“The first attempts to manufacture insulated telegraph wires for the military engineers corps were made in 1879. Ingegner Pirelli realised how important electrical conductors would become with the development of electrical engineering, which was going through a decisive period at the time. Electrical conductors were one of the first products that Ing. Pirelli dared to manufacture in Italy when no other country in the world, with the exception of Britain, had started making them…” This was how, in 1946, Alberto Pirelli recalled how the company founded in 1872 by his father Giovanni Battista made its entry into rubber insulated electrical conductors. In those years, the sector was firmly in the hands of the British, from where Italy too had to obtain its supplies, but it was of fundamental importance for the development of a country. An initial telegraph network – including the underwater link that joined Sicily and Sardinia to the peninsula – was commissioned from the Eastern Telegraph company by the post-Unification government. In 1884, when Giovanni Battista Pirelli heard of a new government project to create a telegraph network linking up some of Italy’s smaller islands to the peninsula and that negotiations were already underway with the British, he successfully asked for the talks to be suspended so that he could present a project of his own. It was a pretty reckless and risky idea, from both a technical and a financial point of view, but Ingegner Pirelli did not hesitate. In 1885 the Group built a new factory in La Spezia, specifically for the production of submarine cables, and the following year an agreement was signed with the government for laying cables and for the maintenance of the entire Italian submarine telegraph network for the following 20 years. To make it a success, Pirelli turned to the very best in electrical engineering science in Italy, Galileo Ferraris, a professor at the Politecnico University of Turin. Ferraris recommended one of his students, who had recently graduated and specialised at the Montefiore Institute in Liège: Emanuele Jona. Born in Biella in 1860, Jona joined the company at the age of 25 and remained there for the following 33 years, making the company a key international player in the cables sector. Jona enjoyed freedom of action at Pirelli and the full confidence of the company, in one of the first, rare examples in Italy at the time of collaboration between science and industry, and of research applied to industrial production.
Ahead of other European countries, such as France and Germany, Jona and Pirelli led Italy to one of the greatest electrotechnical breakthroughs of the time, the complexity of which was not just in the production of these cables but also in laying them on the seabed, using a special cable-laying ship.
Jona personally supervised the cable-laying operations on board the Città di Milano – the name chosen by Pirelli to christen the ship – on which he carried out 73 missions. Their success immediately aroused great admiration in international technical circles and soon earned Pirelli several commissions also from foreign countries, such as the creation of a cable link between Spain and its North African possessions in 1891. The Tarifa-Tangier connection was particularly tricky, due to the strong currents of the Strait of Gibraltar, which on a number of occasions had prevented British technicians from performing the operation successfully. Jona succeeded in his venture, and was much admired for it by his British colleagues.
Jona’s research made it possible to equip the Pirelli laboratory with increasingly advanced instruments, such as the extremely powerful transformers that he personally designed and built.
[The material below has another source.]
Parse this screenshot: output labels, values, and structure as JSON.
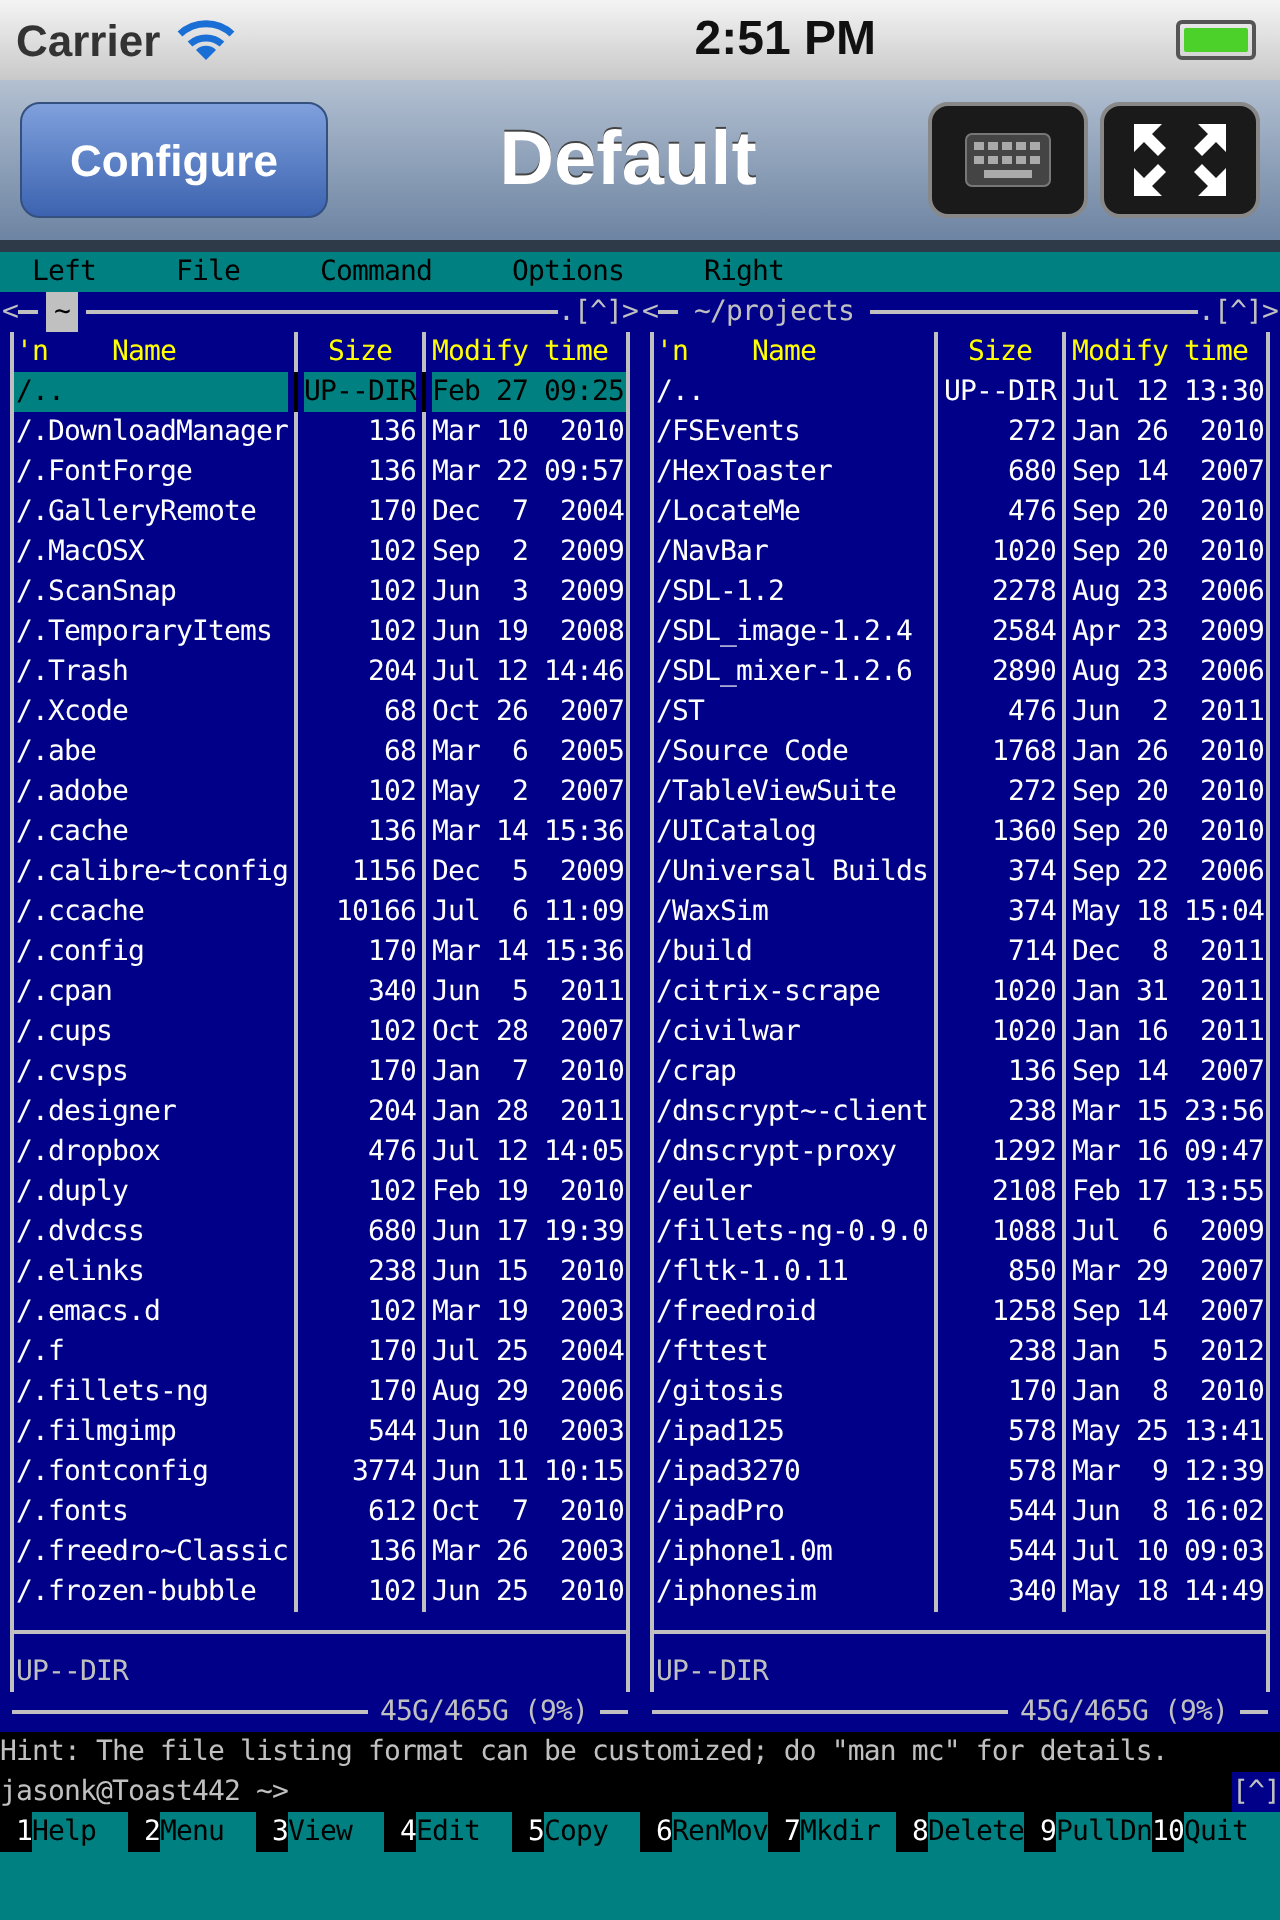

This enabled Pirelli to become specialised in the production of very high voltage electricity cables and to win other important contracts around the world. These included the laying of 5 cables across the Nile in 1898, supplies for the Niagara power plant in 1899 and an international tender for laying 6 cables across Lake Garda to carry electricity from the power plant in Ponale all the way to Rovereto, which was then in Austrian territory.
The results of his research into the transmission of high voltage electricity, which he carried out together with the mathematical physicist Levi Civita, were presented in 1904 at the International Electricity Congress in Saint Louis, causing a great stir in the world of international electrical engineering. The highest honour he received for his scientific work was the presidency of the Italian Electrotechnical Association, which he held from 1906 to 1908, but he always focused his research on achieving important new results for the company he worked for. In 1919, during one of his missions on the Città di Milano, Jona perished together with most of the crew when the ship struck a rock off the island of Filicudi and sank in just a few minutes. But a new generation of cable technicians had grown up alongside the genius that was Jona and another expert was ready to take his place: Luigi Emanueli, head of the laying machines. He joined Pirelli in 1907, and went on to bring about important technical innovations for the Milan-based company.
Objects and products that have become the stuff of history emerged from the ideas and extensive engineering work carried out by talented men, whose research and discoveries revolutionised the rubber production sector and the daily lives of Italians and others around the world.